#### [Work instructions]
Below are the records; copy each line in which "label" occurs.

(Component data from apps and pages)
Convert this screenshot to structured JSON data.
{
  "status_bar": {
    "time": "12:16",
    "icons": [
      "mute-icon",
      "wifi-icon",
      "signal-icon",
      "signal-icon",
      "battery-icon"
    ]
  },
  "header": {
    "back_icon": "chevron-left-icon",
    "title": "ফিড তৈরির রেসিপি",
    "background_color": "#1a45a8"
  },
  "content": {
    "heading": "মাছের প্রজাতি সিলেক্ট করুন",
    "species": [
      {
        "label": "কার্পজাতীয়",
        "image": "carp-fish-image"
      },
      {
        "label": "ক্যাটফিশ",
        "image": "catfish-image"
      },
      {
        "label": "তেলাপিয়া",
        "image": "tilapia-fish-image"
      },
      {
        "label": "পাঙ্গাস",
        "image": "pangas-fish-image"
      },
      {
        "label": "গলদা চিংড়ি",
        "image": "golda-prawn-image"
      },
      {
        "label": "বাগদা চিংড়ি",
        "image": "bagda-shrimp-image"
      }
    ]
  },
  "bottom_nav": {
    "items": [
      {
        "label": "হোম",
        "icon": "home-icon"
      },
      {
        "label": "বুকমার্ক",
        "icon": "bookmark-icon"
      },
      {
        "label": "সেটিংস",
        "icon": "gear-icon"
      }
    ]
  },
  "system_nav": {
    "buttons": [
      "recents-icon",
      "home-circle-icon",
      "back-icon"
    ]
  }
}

#### [Answer to this problem]
        "label": "কার্পজাতীয়",
        "label": "ক্যাটফিশ",
        "label": "তেলাপিয়া",
        "label": "পাঙ্গাস",
        "label": "গলদা চিংড়ি",
        "label": "বাগদা চিংড়ি",
        "label": "হোম",
        "label": "বুকমার্ক",
        "label": "সেটিংস",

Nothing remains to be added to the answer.